Task instructions -> Once you know how many lines below hold "oceną", reply with that number and add nothing.

Listed records ->
--- --- ---

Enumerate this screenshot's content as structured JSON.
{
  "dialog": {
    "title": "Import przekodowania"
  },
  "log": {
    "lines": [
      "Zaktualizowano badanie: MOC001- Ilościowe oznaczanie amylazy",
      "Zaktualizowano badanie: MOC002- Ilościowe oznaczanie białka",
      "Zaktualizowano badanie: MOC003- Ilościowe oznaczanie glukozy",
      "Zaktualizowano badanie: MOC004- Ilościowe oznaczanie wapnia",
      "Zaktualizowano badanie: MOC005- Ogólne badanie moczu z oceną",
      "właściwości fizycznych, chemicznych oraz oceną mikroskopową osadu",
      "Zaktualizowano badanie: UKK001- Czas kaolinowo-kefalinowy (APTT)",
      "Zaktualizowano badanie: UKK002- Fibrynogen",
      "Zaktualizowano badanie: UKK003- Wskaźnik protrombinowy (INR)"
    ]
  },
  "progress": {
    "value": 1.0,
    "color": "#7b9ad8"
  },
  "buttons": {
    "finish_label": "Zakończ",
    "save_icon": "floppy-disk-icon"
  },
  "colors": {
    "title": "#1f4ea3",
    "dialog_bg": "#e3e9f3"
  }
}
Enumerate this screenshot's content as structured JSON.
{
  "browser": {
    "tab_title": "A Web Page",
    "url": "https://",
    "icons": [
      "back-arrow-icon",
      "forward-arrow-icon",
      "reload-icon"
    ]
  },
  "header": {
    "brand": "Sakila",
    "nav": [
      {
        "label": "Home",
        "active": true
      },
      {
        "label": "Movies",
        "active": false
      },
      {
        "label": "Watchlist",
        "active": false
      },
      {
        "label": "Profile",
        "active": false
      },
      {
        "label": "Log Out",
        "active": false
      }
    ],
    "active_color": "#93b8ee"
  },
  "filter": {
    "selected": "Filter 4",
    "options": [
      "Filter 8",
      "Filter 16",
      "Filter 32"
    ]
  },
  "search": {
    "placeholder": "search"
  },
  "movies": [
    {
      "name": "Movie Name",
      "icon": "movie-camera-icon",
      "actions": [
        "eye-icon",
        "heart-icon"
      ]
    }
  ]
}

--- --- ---

Exercise output -> 2